Add to that the increasing number of dance events that cater to bears, such as Blowoff in New York and Washington, D.C., and the many bear parties in San Francisco. At these parties, being lean and buff may not exactly be a detriment, but it certainly isn’t the accepted norm, either.
Waning of the Buff Obsession?
New Yorker Shawn Flanningan, 42, who has been attending events like Black Party for more than 20 years, noted that "being on the scene for so long, you expect many things to change, such as which is the hottest party drug of the moment." But there was one change he says he never expected to change - the worship of the Adonis types.
"Obsessing about body image, whether you want to shrink or bulk up, can get unhealthy quickly," Olivardia said. "Eating disorders, body dysmorphic disorder, steroid use, cosmetic surgeries all start with an obsession about body image." Obsessing about your physicality is often not a good thing because it means "that you are too preoccupied with your body image, to the exclusion of other important things in your life." Olivardia believes that literally millions of men are adversely affected by problems of body image.

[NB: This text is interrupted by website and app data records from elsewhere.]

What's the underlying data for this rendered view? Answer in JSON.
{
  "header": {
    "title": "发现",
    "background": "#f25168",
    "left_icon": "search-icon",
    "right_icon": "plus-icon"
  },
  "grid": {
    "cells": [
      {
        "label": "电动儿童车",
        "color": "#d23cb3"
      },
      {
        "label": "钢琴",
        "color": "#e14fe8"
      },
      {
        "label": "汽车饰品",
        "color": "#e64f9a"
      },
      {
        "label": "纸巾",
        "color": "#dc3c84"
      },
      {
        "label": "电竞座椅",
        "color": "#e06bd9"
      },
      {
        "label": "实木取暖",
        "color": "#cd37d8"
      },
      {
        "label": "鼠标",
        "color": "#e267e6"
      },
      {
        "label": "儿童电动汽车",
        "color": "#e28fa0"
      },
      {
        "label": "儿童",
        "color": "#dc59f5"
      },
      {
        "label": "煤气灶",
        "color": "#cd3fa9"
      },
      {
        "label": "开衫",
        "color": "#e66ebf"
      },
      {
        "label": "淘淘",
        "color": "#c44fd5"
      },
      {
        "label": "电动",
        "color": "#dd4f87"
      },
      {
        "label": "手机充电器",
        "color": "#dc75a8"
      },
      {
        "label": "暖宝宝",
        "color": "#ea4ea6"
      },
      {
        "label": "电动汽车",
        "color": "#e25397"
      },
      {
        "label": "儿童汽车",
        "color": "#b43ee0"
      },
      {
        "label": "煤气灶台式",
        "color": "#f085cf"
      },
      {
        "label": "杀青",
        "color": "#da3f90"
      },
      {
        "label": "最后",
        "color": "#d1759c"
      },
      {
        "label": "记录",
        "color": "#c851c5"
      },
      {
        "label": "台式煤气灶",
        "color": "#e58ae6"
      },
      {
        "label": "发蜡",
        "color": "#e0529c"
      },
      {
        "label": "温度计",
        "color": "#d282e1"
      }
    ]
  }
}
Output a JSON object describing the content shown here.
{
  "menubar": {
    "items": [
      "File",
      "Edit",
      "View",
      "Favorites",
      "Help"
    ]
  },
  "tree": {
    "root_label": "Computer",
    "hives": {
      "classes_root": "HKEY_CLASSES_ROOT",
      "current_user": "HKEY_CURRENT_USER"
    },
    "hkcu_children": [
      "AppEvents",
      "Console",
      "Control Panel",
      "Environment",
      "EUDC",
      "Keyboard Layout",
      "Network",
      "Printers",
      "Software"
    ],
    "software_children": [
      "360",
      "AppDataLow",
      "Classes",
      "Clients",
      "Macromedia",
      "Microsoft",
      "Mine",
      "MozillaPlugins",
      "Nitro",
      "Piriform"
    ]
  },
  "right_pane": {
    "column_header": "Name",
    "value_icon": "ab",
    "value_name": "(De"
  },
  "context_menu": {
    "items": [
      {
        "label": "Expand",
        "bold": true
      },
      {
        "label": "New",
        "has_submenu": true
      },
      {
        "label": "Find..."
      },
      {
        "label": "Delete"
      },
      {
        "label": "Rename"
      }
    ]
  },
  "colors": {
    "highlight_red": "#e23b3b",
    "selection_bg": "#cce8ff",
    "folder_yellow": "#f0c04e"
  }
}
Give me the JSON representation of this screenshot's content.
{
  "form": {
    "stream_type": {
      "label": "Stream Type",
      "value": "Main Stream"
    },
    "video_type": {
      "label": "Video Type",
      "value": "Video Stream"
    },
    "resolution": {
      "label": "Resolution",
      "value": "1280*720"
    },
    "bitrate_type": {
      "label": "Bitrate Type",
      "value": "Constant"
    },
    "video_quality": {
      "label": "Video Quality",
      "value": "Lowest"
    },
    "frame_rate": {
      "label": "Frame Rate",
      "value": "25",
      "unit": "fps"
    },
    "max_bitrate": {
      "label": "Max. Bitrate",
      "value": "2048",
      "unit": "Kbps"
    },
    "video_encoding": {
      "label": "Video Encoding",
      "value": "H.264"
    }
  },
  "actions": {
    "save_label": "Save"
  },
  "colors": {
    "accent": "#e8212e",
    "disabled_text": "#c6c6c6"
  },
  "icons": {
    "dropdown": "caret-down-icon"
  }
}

For a while, Flanningan says he "was one of those guys. But in the past five years, I’ve noticed that the waif-twink had made its return to the top of the pedestal. Don’t get me wrong, the buff guy will always be admired for his rippling muscles. But there are just more and more skinny young dudes at these events." He believes the younger generation’s dream guy doesn’t look like what he remembers wanting when he was their age.
The shift in attitude may very well be the outcome of the barrage of marketing thrown at gay teens of images of super-skinny boys in tight jeans. If you look at current trends of style, big is out while tiny is in.
All in all, the openness to different body types and even idealizing them is probably a healthy sign that the Circuit is entering a more inclusive phase. In the 1990s, the biggest guys dominated the dance floor. Not a bad thing necessarily, but some of them (or many, depending on your point of view) gave off attitude toward those who didn’t meet their standards. Today, regardless of body image - whether you’re an Adonis, a twink or a Goldilocks (not too big, not too small) - you’ll find the dance floor open and fun loving. An overall feeling of inclusion and acceptance for all body types, ethnicities and ages is good for all of us. Even the Adonises.